→ Extracted information:
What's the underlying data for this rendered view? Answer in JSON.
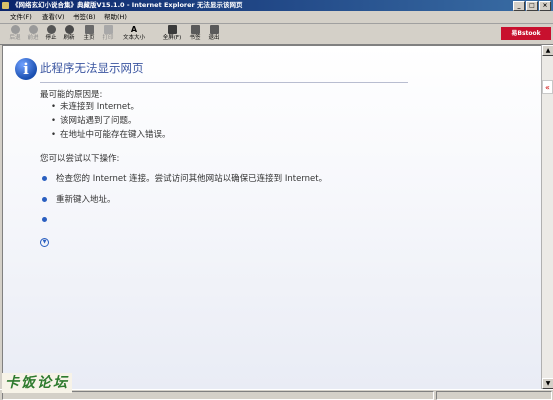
{
  "window": {
    "title": "《网络玄幻小说合集》典藏版V15.1.0 - Internet Explorer 无法显示该网页"
  },
  "menu": [
    "文件(F)",
    "查看(V)",
    "书签(B)",
    "帮助(H)"
  ],
  "toolbar": {
    "buttons": [
      {
        "label": "后退",
        "enabled": false,
        "icon": "back-arrow-icon"
      },
      {
        "label": "前进",
        "enabled": false,
        "icon": "forward-arrow-icon"
      },
      {
        "label": "停止",
        "enabled": true,
        "icon": "stop-icon"
      },
      {
        "label": "刷新",
        "enabled": true,
        "icon": "refresh-icon"
      },
      {
        "label": "主页",
        "enabled": true,
        "icon": "home-icon"
      },
      {
        "label": "打印",
        "enabled": false,
        "icon": "print-icon"
      },
      {
        "label": "文本大小",
        "enabled": true,
        "icon": "text-size-icon"
      },
      {
        "label": "全屏(F)",
        "enabled": true,
        "icon": "fullscreen-icon"
      },
      {
        "label": "书签",
        "enabled": true,
        "icon": "bookmark-icon"
      },
      {
        "label": "退出",
        "enabled": true,
        "icon": "exit-icon"
      }
    ],
    "brand": "易Bstook"
  },
  "page": {
    "heading": "此程序无法显示网页",
    "causes_title": "最可能的原因是:",
    "causes": [
      "未连接到 Internet。",
      "该网站遇到了问题。",
      "在地址中可能存在键入错误。"
    ],
    "actions_title": "您可以尝试以下操作:",
    "actions": [
      "检查您的 Internet 连接。尝试访问其他网站以确保已连接到 Internet。",
      "重新键入地址。"
    ]
  },
  "watermark": "卡饭论坛",
  "colors": {
    "heading": "#3a55a0",
    "brand_bg": "#c8102e",
    "titlebar": "#0a246a",
    "watermark": "#2d7a2d"
  }
}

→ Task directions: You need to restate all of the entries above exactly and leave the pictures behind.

→ Exercise result:
What's the underlying data for this rendered view? Answer in JSON.
{
  "window": {
    "title": "《网络玄幻小说合集》典藏版V15.1.0 - Internet Explorer 无法显示该网页"
  },
  "menu": [
    "文件(F)",
    "查看(V)",
    "书签(B)",
    "帮助(H)"
  ],
  "toolbar": {
    "buttons": [
      {
        "label": "后退",
        "enabled": false,
        "icon": "back-arrow-icon"
      },
      {
        "label": "前进",
        "enabled": false,
        "icon": "forward-arrow-icon"
      },
      {
        "label": "停止",
        "enabled": true,
        "icon": "stop-icon"
      },
      {
        "label": "刷新",
        "enabled": true,
        "icon": "refresh-icon"
      },
      {
        "label": "主页",
        "enabled": true,
        "icon": "home-icon"
      },
      {
        "label": "打印",
        "enabled": false,
        "icon": "print-icon"
      },
      {
        "label": "文本大小",
        "enabled": true,
        "icon": "text-size-icon"
      },
      {
        "label": "全屏(F)",
        "enabled": true,
        "icon": "fullscreen-icon"
      },
      {
        "label": "书签",
        "enabled": true,
        "icon": "bookmark-icon"
      },
      {
        "label": "退出",
        "enabled": true,
        "icon": "exit-icon"
      }
    ],
    "brand": "易Bstook"
  },
  "page": {
    "heading": "此程序无法显示网页",
    "causes_title": "最可能的原因是:",
    "causes": [
      "未连接到 Internet。",
      "该网站遇到了问题。",
      "在地址中可能存在键入错误。"
    ],
    "actions_title": "您可以尝试以下操作:",
    "actions": [
      "检查您的 Internet 连接。尝试访问其他网站以确保已连接到 Internet。",
      "重新键入地址。"
    ]
  },
  "watermark": "卡饭论坛",
  "colors": {
    "heading": "#3a55a0",
    "brand_bg": "#c8102e",
    "titlebar": "#0a246a",
    "watermark": "#2d7a2d"
  }
}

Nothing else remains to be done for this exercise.